Creating a Schedule.
Putting the Schedule Together.
Schedules to Print.
Updating Your Schedule.
Revision Colors. 3. The Production Team and Staff.
What Makes a Good Producer.
Dealing With First Time Directors.
Assistant to the Producer.
Unit Production Manager.
Production Office Coordinator.
Local Production Coordinator.
Assistant Production Office Coordinator.
Office Production Assistants.
1st Assistant Accountant, 2nd Assistant Accountant and Accounting Apprentice.
Product Placement. 4. The Production Office.
The Production Office.
Setting up the Office.
Running the Production Office.
Wrapping Out the Production Office.
The Meet and Greet.
The Wrap Party.
Production Lists. 5. The Director's Team.
1st Assistant Director.
The 1st A.D./Director Relationship.
2nd Assistant Director.
2nd 2nd Assistant Director and/or DGA Trainee.
Set Production Assistants.
A.D. Paperwork. 6. Casting, Actors, Extras and Stunt People.
Local Casting Director.
How to Run a Casting Session.
Rehearsals and Training.
Working with Minors.
Working with Animals.
Categories of Actors.
Day Players vs. Weekly Players.
How a Stunt Could Work: A Car Roll. 7. The Art Department.
The Production Designer.
Lead Man and Swing Gang.
Art Department Coordinator.
Art Department P.A.'s.
Assistant to Production Designer and Art Director.
Operations. 8. The Camera Department.
Director of Photography.
1st Assistant Cameraperson.
2nd Assistant Cameraperson.
The Camera Package.
Processing and Printing.
Projection of Dailies.
Behind-the-Scenes for DVD.
Tests. 9. Grip and Electric.
Best Boy Electric.
Operations for Grip and Electric.
The Grip Package.
The Lighting Package.
Laying Dolly Track.
Truck Wrap. 10. The Sound Department.
Cable Puller or Cable Person.
The Sound Package.
Playback. 11. Special Effects.
Special Effects Coordinator.
Operations on Set.
Visual Effects Producer.
Computer Graphics Supervisor.
Animation Supervisor/Animation Director.
Operations. 12. The Wardrobe Department.
Men's Costumer/Women's Costumer.
Assistant to the Costume Designer.
Washing and Returning.
Dressing the Masses. 13. Makeup and Hair.
Special Effects Makeup.
Assistant Hair/Additional Hair/Extra Hair.
Qualities of a Good Hair and Makeup Team. 14. Locations.
Assistant Location Manager.
Location Scouts—The Person.
The Location Scout.
The Technical Scout.
Security, Firemen and Police.
Shooting on Location vs. Studio Facilities.
Location Paperwork. 15. The Transportation Department.
Drivers and Teamsters.
Production Vehicles. 16. 2nd Unit.
II. POST-PRODUCTION. 17. Editing Picture and Sound.
1st Assistant Editor.
2nd Assistant Editor.
Sound Effects Editor.
Looping or ADR.
Different Kinds of Mixes.
The Post-Production Process.
Main Titles and End Credits. 18. Post-Production Film and Lab.

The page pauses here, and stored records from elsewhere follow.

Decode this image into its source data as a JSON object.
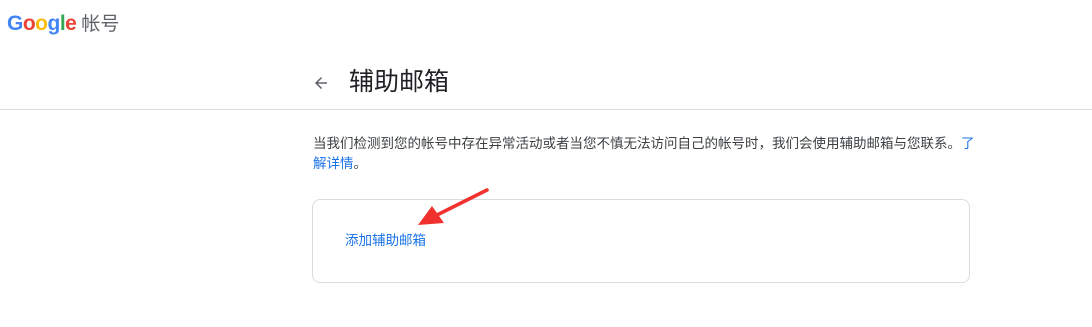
{
  "header": {
    "logo_letters": [
      {
        "char": "G",
        "color": "#4285F4"
      },
      {
        "char": "o",
        "color": "#EA4335"
      },
      {
        "char": "o",
        "color": "#FBBC05"
      },
      {
        "char": "g",
        "color": "#4285F4"
      },
      {
        "char": "l",
        "color": "#34A853"
      },
      {
        "char": "e",
        "color": "#EA4335"
      }
    ],
    "product_name": "帐号"
  },
  "page": {
    "back_icon": "arrow-back-icon",
    "title": "辅助邮箱",
    "description_text": "当我们检测到您的帐号中存在异常活动或者当您不慎无法访问自己的帐号时，我们会使用辅助邮箱与您联系。",
    "learn_more_label": "了解详情",
    "description_end": "。"
  },
  "card": {
    "add_label": "添加辅助邮箱"
  },
  "annotation": {
    "arrow_color": "#f0312e",
    "arrow_icon": "red-arrow-annotation"
  },
  "colors": {
    "link": "#1a73e8",
    "divider": "#dadce0"
  }
}
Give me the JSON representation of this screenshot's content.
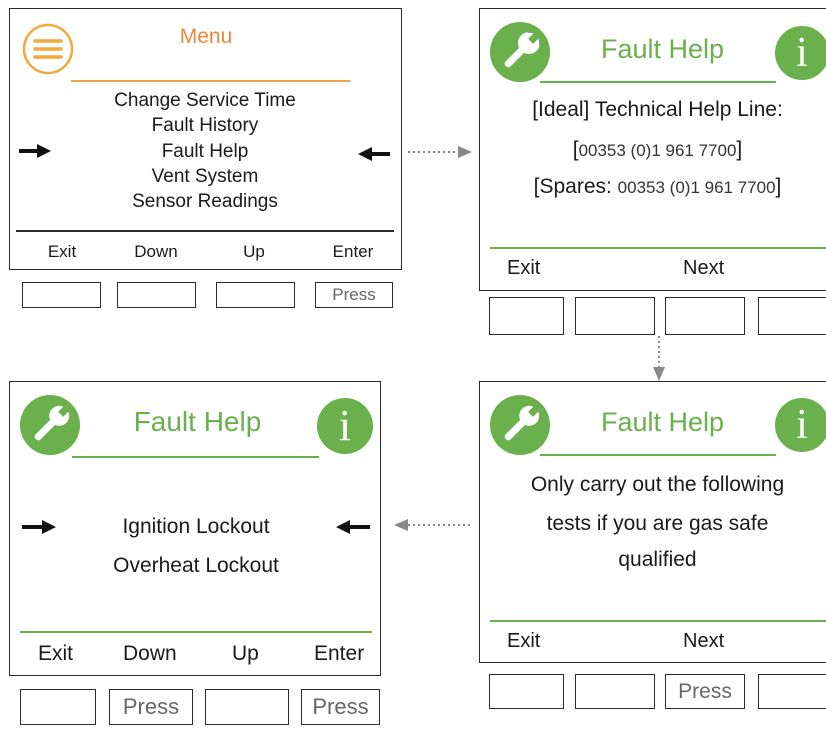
{
  "screen1": {
    "title": "Menu",
    "items": [
      "Change Service Time",
      "Fault History",
      "Fault Help",
      "Vent System",
      "Sensor Readings"
    ],
    "softkeys": [
      "Exit",
      "Down",
      "Up",
      "Enter"
    ],
    "buttons": [
      "",
      "",
      "",
      "Press"
    ]
  },
  "screen2": {
    "title": "Fault Help",
    "line1": "[Ideal] Technical Help Line:",
    "line2_open": "[",
    "line2_number": "00353 (0)1 961 7700",
    "line2_close": "]",
    "line3_prefix": "[Spares: ",
    "line3_number": "00353 (0)1 961 7700",
    "line3_close": "]",
    "softkeys": [
      "Exit",
      "Next"
    ],
    "buttons": [
      "",
      "",
      "",
      ""
    ]
  },
  "screen3": {
    "title": "Fault Help",
    "lines": [
      "Only carry out the following",
      "tests if you are gas safe",
      "qualified"
    ],
    "softkeys": [
      "Exit",
      "Next"
    ],
    "buttons": [
      "",
      "",
      "Press",
      ""
    ]
  },
  "screen4": {
    "title": "Fault Help",
    "items": [
      "Ignition Lockout",
      "Overheat Lockout"
    ],
    "softkeys": [
      "Exit",
      "Down",
      "Up",
      "Enter"
    ],
    "buttons": [
      "",
      "Press",
      "",
      "Press"
    ]
  },
  "colors": {
    "menu_orange": "#e8893a",
    "menu_icon_orange": "#f2a93b",
    "fault_green": "#6ab04c",
    "border": "#2b2b2b",
    "arrow_gray": "#888888"
  },
  "icons": [
    "hamburger-menu-icon",
    "wrench-icon",
    "info-icon",
    "right-arrow-icon",
    "left-arrow-icon"
  ]
}
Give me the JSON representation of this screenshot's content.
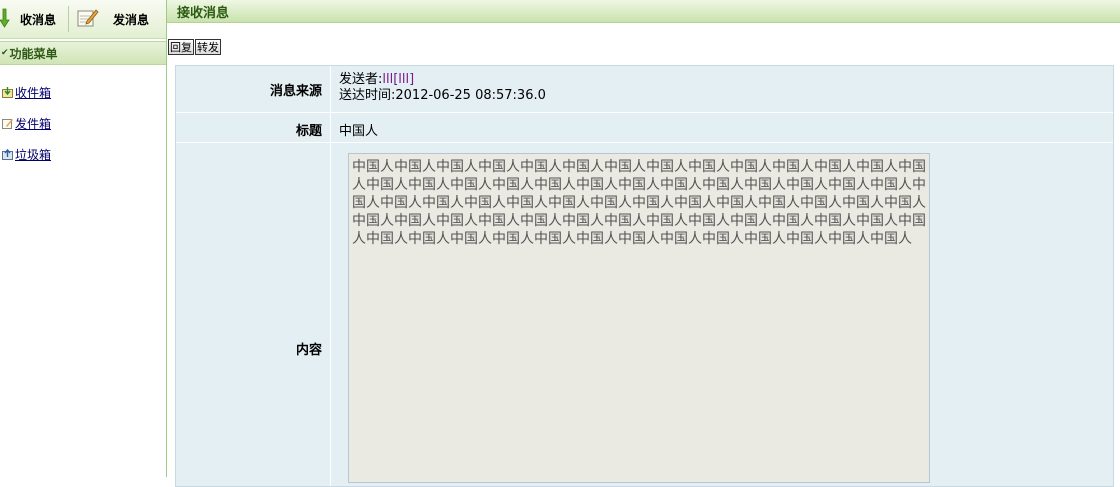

Working With the Lab.
The Sound Mix.
The Film Trailer.
Delivery Versions. 19. Music, Titles and Opticals.
Music in the Public Domain.
Music Package Fee.
The Scoring Session.
III. THE REST OF THE STORY. 20. Contractuals.
The Legal Department.
Contracts for Cast, Crew and Services.
Publicity. 21. Miscellaneous.
Set First Aid.
Unions, Guilds and Associations. Glossary.
Guide to the CD-ROM.